PROBLEM TO WORK ON – Among the entries below, find how many lines carry the word "JSON" and state only that figure.

§ §

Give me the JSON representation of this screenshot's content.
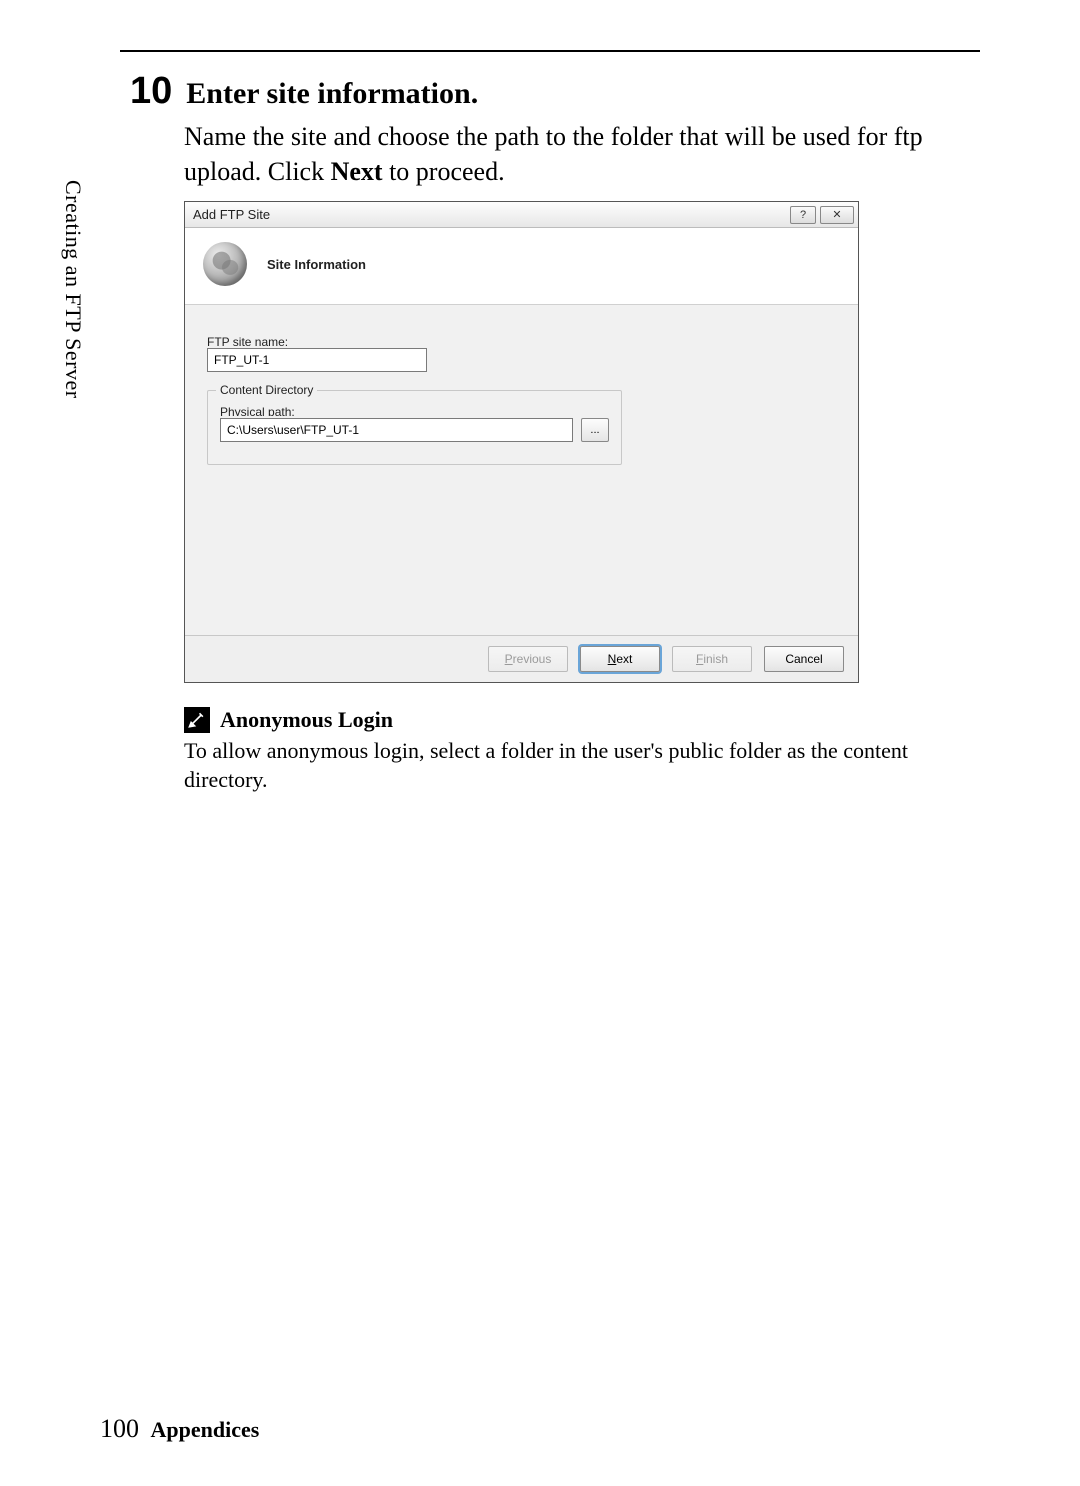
{
  "sidetab": "Creating an FTP Server",
  "step": {
    "number": "10",
    "title": "Enter site information.",
    "body_pre": "Name the site and choose the path to the folder that will be used for ftp upload. Click ",
    "body_bold": "Next",
    "body_post": " to proceed."
  },
  "dialog": {
    "window_title": "Add FTP Site",
    "header_title": "Site Information",
    "site_name_label": "FTP site name:",
    "site_name_value": "FTP_UT-1",
    "content_dir_legend": "Content Directory",
    "physical_path_label": "Physical path:",
    "physical_path_value": "C:\\Users\\user\\FTP_UT-1",
    "browse_label": "...",
    "buttons": {
      "previous": "Previous",
      "next": "Next",
      "finish": "Finish",
      "cancel": "Cancel"
    }
  },
  "note": {
    "title": "Anonymous Login",
    "body": "To allow anonymous login, select a folder in the user's public folder as the content directory."
  },
  "footer": {
    "page": "100",
    "section": "Appendices"
  }
}
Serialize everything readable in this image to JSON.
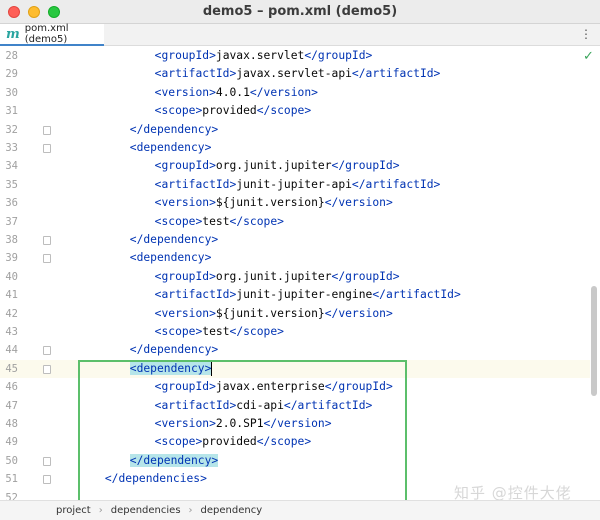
{
  "window": {
    "title": "demo5 – pom.xml (demo5)"
  },
  "tab": {
    "icon": "m",
    "label": "pom.xml (demo5)",
    "menu": "⋮"
  },
  "editor": {
    "status_icon": "✓",
    "lines": [
      {
        "num": "28",
        "indent": 6,
        "parts": [
          [
            "t",
            "<"
          ],
          [
            "n",
            "groupId"
          ],
          [
            "t",
            ">"
          ],
          [
            "x",
            "javax.servlet"
          ],
          [
            "t",
            "</"
          ],
          [
            "n",
            "groupId"
          ],
          [
            "t",
            ">"
          ]
        ]
      },
      {
        "num": "29",
        "indent": 6,
        "parts": [
          [
            "t",
            "<"
          ],
          [
            "n",
            "artifactId"
          ],
          [
            "t",
            ">"
          ],
          [
            "x",
            "javax.servlet-api"
          ],
          [
            "t",
            "</"
          ],
          [
            "n",
            "artifactId"
          ],
          [
            "t",
            ">"
          ]
        ]
      },
      {
        "num": "30",
        "indent": 6,
        "parts": [
          [
            "t",
            "<"
          ],
          [
            "n",
            "version"
          ],
          [
            "t",
            ">"
          ],
          [
            "x",
            "4.0.1"
          ],
          [
            "t",
            "</"
          ],
          [
            "n",
            "version"
          ],
          [
            "t",
            ">"
          ]
        ]
      },
      {
        "num": "31",
        "indent": 6,
        "parts": [
          [
            "t",
            "<"
          ],
          [
            "n",
            "scope"
          ],
          [
            "t",
            ">"
          ],
          [
            "x",
            "provided"
          ],
          [
            "t",
            "</"
          ],
          [
            "n",
            "scope"
          ],
          [
            "t",
            ">"
          ]
        ]
      },
      {
        "num": "32",
        "indent": 4,
        "fold": true,
        "parts": [
          [
            "t",
            "</"
          ],
          [
            "n",
            "dependency"
          ],
          [
            "t",
            ">"
          ]
        ]
      },
      {
        "num": "33",
        "indent": 4,
        "fold": true,
        "parts": [
          [
            "t",
            "<"
          ],
          [
            "n",
            "dependency"
          ],
          [
            "t",
            ">"
          ]
        ]
      },
      {
        "num": "34",
        "indent": 6,
        "parts": [
          [
            "t",
            "<"
          ],
          [
            "n",
            "groupId"
          ],
          [
            "t",
            ">"
          ],
          [
            "x",
            "org.junit.jupiter"
          ],
          [
            "t",
            "</"
          ],
          [
            "n",
            "groupId"
          ],
          [
            "t",
            ">"
          ]
        ]
      },
      {
        "num": "35",
        "indent": 6,
        "parts": [
          [
            "t",
            "<"
          ],
          [
            "n",
            "artifactId"
          ],
          [
            "t",
            ">"
          ],
          [
            "x",
            "junit-jupiter-api"
          ],
          [
            "t",
            "</"
          ],
          [
            "n",
            "artifactId"
          ],
          [
            "t",
            ">"
          ]
        ]
      },
      {
        "num": "36",
        "indent": 6,
        "parts": [
          [
            "t",
            "<"
          ],
          [
            "n",
            "version"
          ],
          [
            "t",
            ">"
          ],
          [
            "x",
            "${junit.version}"
          ],
          [
            "t",
            "</"
          ],
          [
            "n",
            "version"
          ],
          [
            "t",
            ">"
          ]
        ]
      },
      {
        "num": "37",
        "indent": 6,
        "parts": [
          [
            "t",
            "<"
          ],
          [
            "n",
            "scope"
          ],
          [
            "t",
            ">"
          ],
          [
            "x",
            "test"
          ],
          [
            "t",
            "</"
          ],
          [
            "n",
            "scope"
          ],
          [
            "t",
            ">"
          ]
        ]
      },
      {
        "num": "38",
        "indent": 4,
        "fold": true,
        "parts": [
          [
            "t",
            "</"
          ],
          [
            "n",
            "dependency"
          ],
          [
            "t",
            ">"
          ]
        ]
      },
      {
        "num": "39",
        "indent": 4,
        "fold": true,
        "parts": [
          [
            "t",
            "<"
          ],
          [
            "n",
            "dependency"
          ],
          [
            "t",
            ">"
          ]
        ]
      },
      {
        "num": "40",
        "indent": 6,
        "parts": [
          [
            "t",
            "<"
          ],
          [
            "n",
            "groupId"
          ],
          [
            "t",
            ">"
          ],
          [
            "x",
            "org.junit.jupiter"
          ],
          [
            "t",
            "</"
          ],
          [
            "n",
            "groupId"
          ],
          [
            "t",
            ">"
          ]
        ]
      },
      {
        "num": "41",
        "indent": 6,
        "parts": [
          [
            "t",
            "<"
          ],
          [
            "n",
            "artifactId"
          ],
          [
            "t",
            ">"
          ],
          [
            "x",
            "junit-jupiter-engine"
          ],
          [
            "t",
            "</"
          ],
          [
            "n",
            "artifactId"
          ],
          [
            "t",
            ">"
          ]
        ]
      },
      {
        "num": "42",
        "indent": 6,
        "parts": [
          [
            "t",
            "<"
          ],
          [
            "n",
            "version"
          ],
          [
            "t",
            ">"
          ],
          [
            "x",
            "${junit.version}"
          ],
          [
            "t",
            "</"
          ],
          [
            "n",
            "version"
          ],
          [
            "t",
            ">"
          ]
        ]
      },
      {
        "num": "43",
        "indent": 6,
        "parts": [
          [
            "t",
            "<"
          ],
          [
            "n",
            "scope"
          ],
          [
            "t",
            ">"
          ],
          [
            "x",
            "test"
          ],
          [
            "t",
            "</"
          ],
          [
            "n",
            "scope"
          ],
          [
            "t",
            ">"
          ]
        ]
      },
      {
        "num": "44",
        "indent": 4,
        "fold": true,
        "parts": [
          [
            "t",
            "</"
          ],
          [
            "n",
            "dependency"
          ],
          [
            "t",
            ">"
          ]
        ]
      },
      {
        "num": "45",
        "indent": 4,
        "fold": true,
        "current": true,
        "highlight": true,
        "caret": true,
        "parts": [
          [
            "t",
            "<"
          ],
          [
            "n",
            "dependency"
          ],
          [
            "t",
            ">"
          ]
        ]
      },
      {
        "num": "46",
        "indent": 6,
        "parts": [
          [
            "t",
            "<"
          ],
          [
            "n",
            "groupId"
          ],
          [
            "t",
            ">"
          ],
          [
            "x",
            "javax.enterprise"
          ],
          [
            "t",
            "</"
          ],
          [
            "n",
            "groupId"
          ],
          [
            "t",
            ">"
          ]
        ]
      },
      {
        "num": "47",
        "indent": 6,
        "parts": [
          [
            "t",
            "<"
          ],
          [
            "n",
            "artifactId"
          ],
          [
            "t",
            ">"
          ],
          [
            "x",
            "cdi-api"
          ],
          [
            "t",
            "</"
          ],
          [
            "n",
            "artifactId"
          ],
          [
            "t",
            ">"
          ]
        ]
      },
      {
        "num": "48",
        "indent": 6,
        "parts": [
          [
            "t",
            "<"
          ],
          [
            "n",
            "version"
          ],
          [
            "t",
            ">"
          ],
          [
            "x",
            "2.0.SP1"
          ],
          [
            "t",
            "</"
          ],
          [
            "n",
            "version"
          ],
          [
            "t",
            ">"
          ]
        ]
      },
      {
        "num": "49",
        "indent": 6,
        "parts": [
          [
            "t",
            "<"
          ],
          [
            "n",
            "scope"
          ],
          [
            "t",
            ">"
          ],
          [
            "x",
            "provided"
          ],
          [
            "t",
            "</"
          ],
          [
            "n",
            "scope"
          ],
          [
            "t",
            ">"
          ]
        ]
      },
      {
        "num": "50",
        "indent": 4,
        "fold": true,
        "highlight": true,
        "parts": [
          [
            "t",
            "</"
          ],
          [
            "n",
            "dependency"
          ],
          [
            "t",
            ">"
          ]
        ]
      },
      {
        "num": "51",
        "indent": 2,
        "fold": true,
        "parts": [
          [
            "t",
            "</"
          ],
          [
            "n",
            "dependencies"
          ],
          [
            "t",
            ">"
          ]
        ]
      },
      {
        "num": "52",
        "indent": 0,
        "parts": []
      }
    ]
  },
  "breadcrumb": [
    "project",
    "dependencies",
    "dependency"
  ],
  "watermark": "知乎 @控件大佬",
  "colors": {
    "tag": "#0033b3",
    "highlight": "#b6e5e9",
    "selection_border": "#5cbf6b",
    "current_line": "#fcfaed"
  }
}
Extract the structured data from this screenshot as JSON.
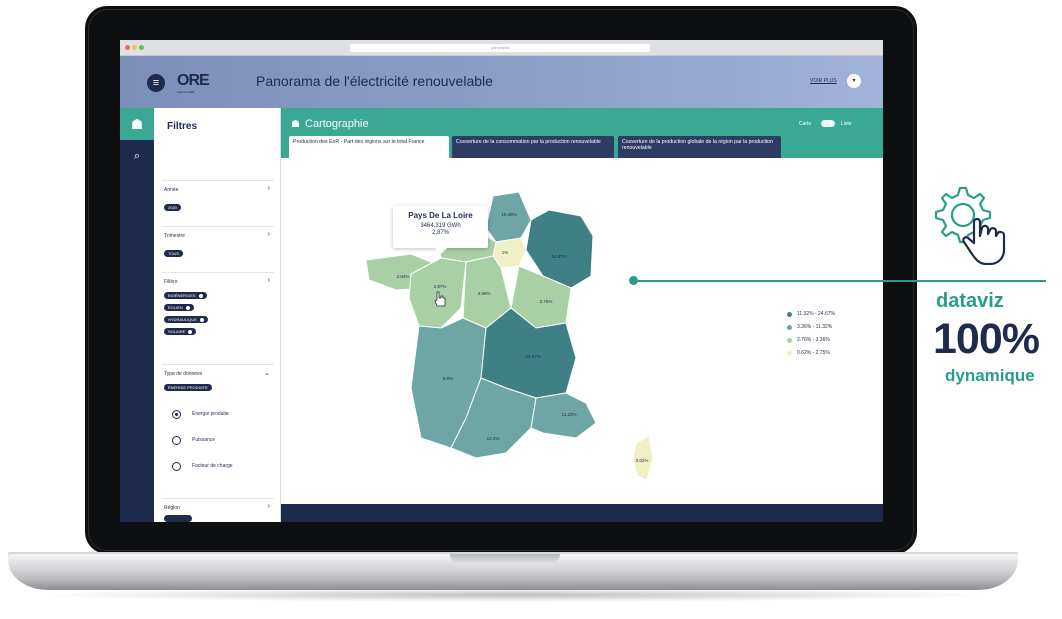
{
  "browser": {
    "url": "panorama"
  },
  "header": {
    "menu_icon": "hamburger-icon",
    "logo_text": "ORE",
    "logo_sub": "Agence ORE",
    "title": "Panorama de l'électricité renouvelable",
    "link": "VOIR PLUS",
    "avatar": "▾"
  },
  "rail": {
    "home_icon": "☗",
    "search_icon": "⌕"
  },
  "filters": {
    "title": "Filtres",
    "annee": {
      "label": "Année",
      "chip": "2020"
    },
    "trimestre": {
      "label": "Trimestre",
      "chip": "TOUS"
    },
    "filiere": {
      "label": "Filière",
      "chips": [
        "BIOÉNERGIES",
        "ÉOLIEN",
        "HYDRAULIQUE",
        "SOLAIRE"
      ]
    },
    "type": {
      "label": "Type de données",
      "chip": "ÉNERGIE PRODUITE",
      "options": [
        "Énergie produite",
        "Puissance",
        "Facteur de charge"
      ]
    },
    "region": {
      "label": "Région",
      "chip": ""
    }
  },
  "main": {
    "title": "Cartographie",
    "toggle_left": "Carte",
    "toggle_right": "Liste",
    "tabs": [
      "Production des EnR - Part des régions sur le total France",
      "Couverture de la consommation par la production renouvelable",
      "Couverture de la production globale de la région par la production renouvelable"
    ]
  },
  "map": {
    "tooltip": {
      "region": "Pays De La Loire",
      "value": "3464,319 GWh",
      "share": "2.87%"
    },
    "region_labels": [
      "10.48%",
      "1%",
      "14.87%",
      "2.84%",
      "2.87%",
      "3.96%",
      "2.76%",
      "9.0%",
      "24.67%",
      "14.2%",
      "11.22%",
      "0.62%"
    ],
    "legend": [
      {
        "label": "11.32% - 24.67%",
        "color": "#3f7f86"
      },
      {
        "label": "3.36% - 11.32%",
        "color": "#6ea6a5"
      },
      {
        "label": "2.76% - 3.36%",
        "color": "#a9cfa4"
      },
      {
        "label": "0.62% - 2.75%",
        "color": "#f1f0c4"
      }
    ]
  },
  "callout": {
    "line1": "dataviz",
    "line2": "100%",
    "line3": "dynamique",
    "icon": "gear-hand-icon"
  },
  "colors": {
    "teal": "#3aa893",
    "navy": "#1f2b4d",
    "accent": "#2a9d8a"
  }
}
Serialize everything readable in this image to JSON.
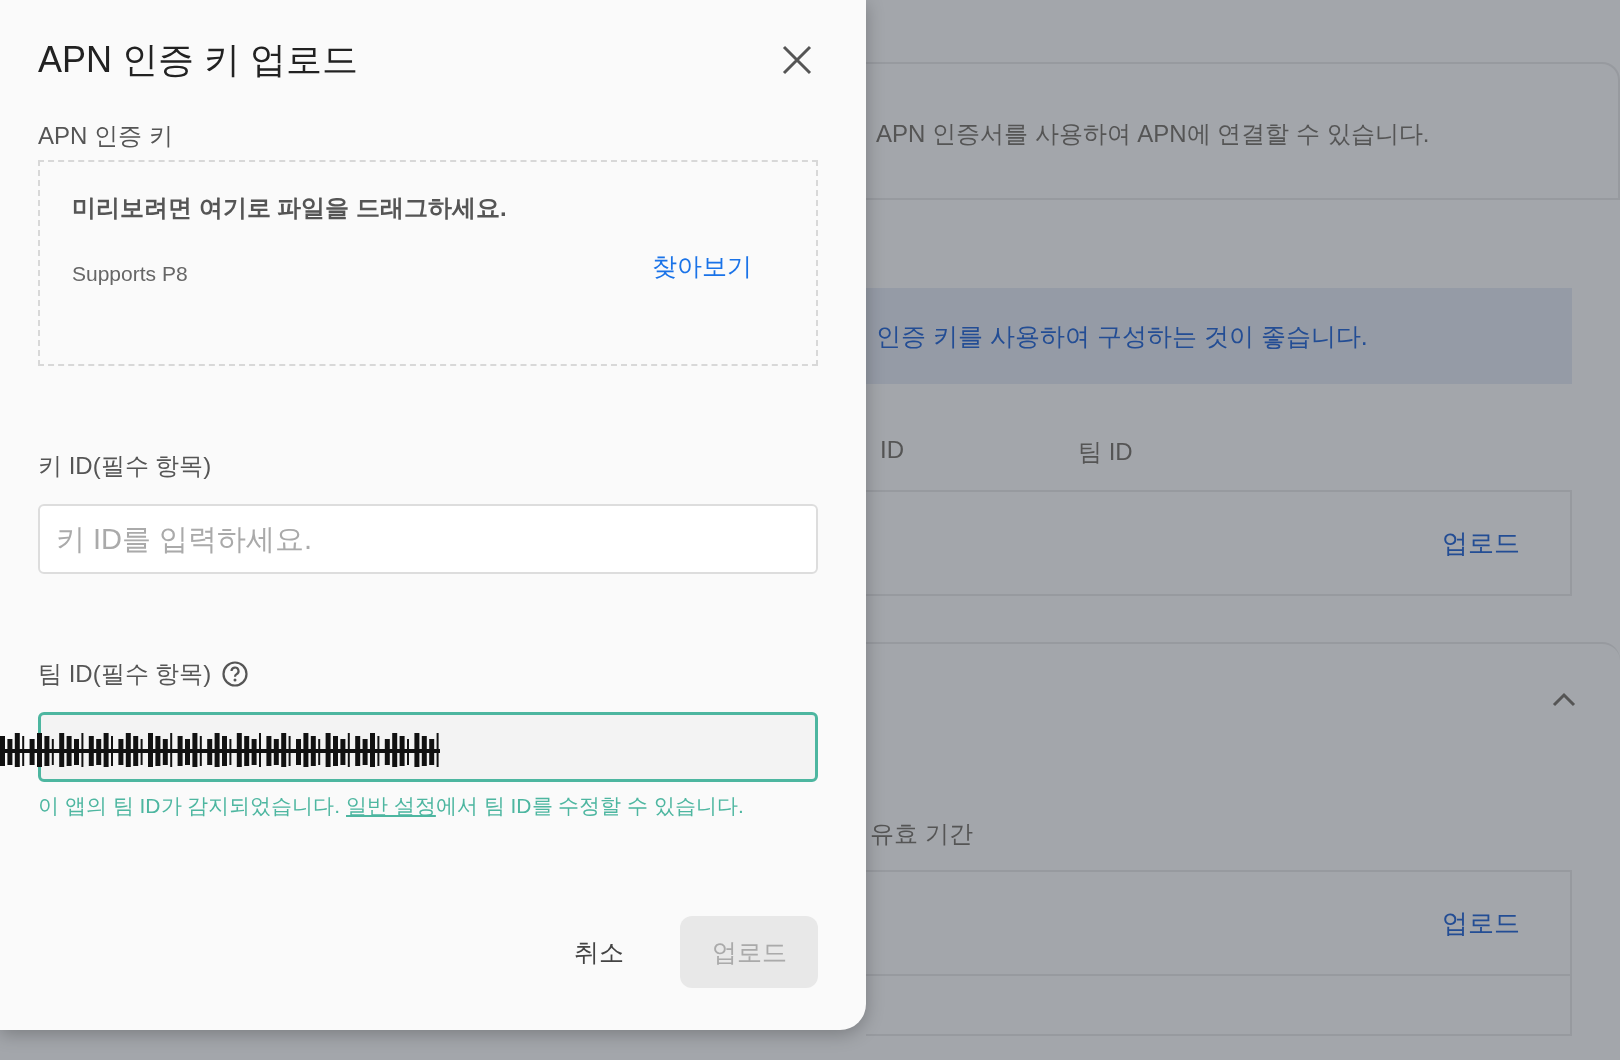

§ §

RESPONSE AREA – 4